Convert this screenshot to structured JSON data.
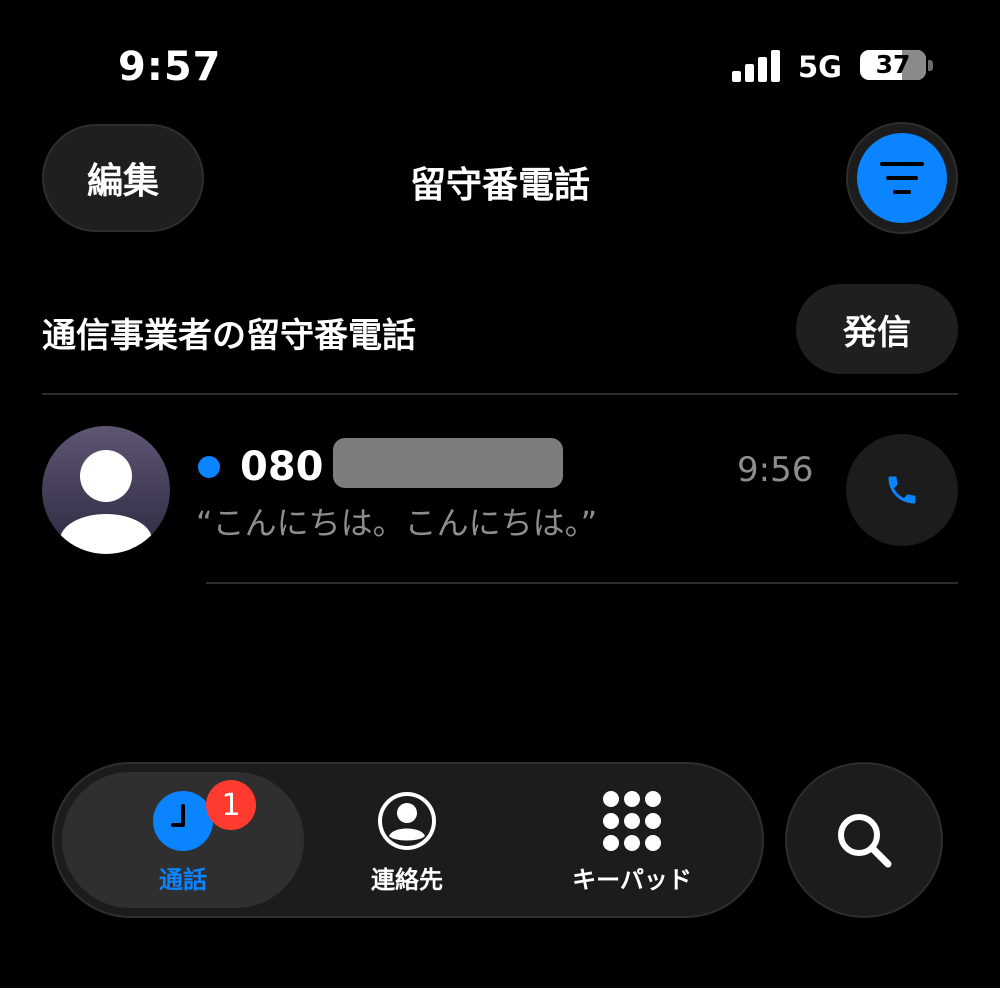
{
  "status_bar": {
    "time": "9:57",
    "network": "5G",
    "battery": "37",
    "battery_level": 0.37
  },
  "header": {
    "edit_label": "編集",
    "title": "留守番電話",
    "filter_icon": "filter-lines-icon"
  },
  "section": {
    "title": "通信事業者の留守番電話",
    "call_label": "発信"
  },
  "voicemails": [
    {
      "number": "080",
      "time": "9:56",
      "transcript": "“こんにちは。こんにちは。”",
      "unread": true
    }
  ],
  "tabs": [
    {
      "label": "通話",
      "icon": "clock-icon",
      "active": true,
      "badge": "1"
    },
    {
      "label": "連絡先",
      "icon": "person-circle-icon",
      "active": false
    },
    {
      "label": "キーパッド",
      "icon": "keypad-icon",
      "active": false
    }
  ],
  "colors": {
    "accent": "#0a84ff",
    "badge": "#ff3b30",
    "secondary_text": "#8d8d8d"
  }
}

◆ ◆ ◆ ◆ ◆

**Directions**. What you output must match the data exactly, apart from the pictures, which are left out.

**Answer below**.
Convert this screenshot to structured JSON data.
{
  "status_bar": {
    "time": "9:57",
    "network": "5G",
    "battery": "37",
    "battery_level": 0.37
  },
  "header": {
    "edit_label": "編集",
    "title": "留守番電話",
    "filter_icon": "filter-lines-icon"
  },
  "section": {
    "title": "通信事業者の留守番電話",
    "call_label": "発信"
  },
  "voicemails": [
    {
      "number": "080",
      "time": "9:56",
      "transcript": "“こんにちは。こんにちは。”",
      "unread": true
    }
  ],
  "tabs": [
    {
      "label": "通話",
      "icon": "clock-icon",
      "active": true,
      "badge": "1"
    },
    {
      "label": "連絡先",
      "icon": "person-circle-icon",
      "active": false
    },
    {
      "label": "キーパッド",
      "icon": "keypad-icon",
      "active": false
    }
  ],
  "colors": {
    "accent": "#0a84ff",
    "badge": "#ff3b30",
    "secondary_text": "#8d8d8d"
  }
}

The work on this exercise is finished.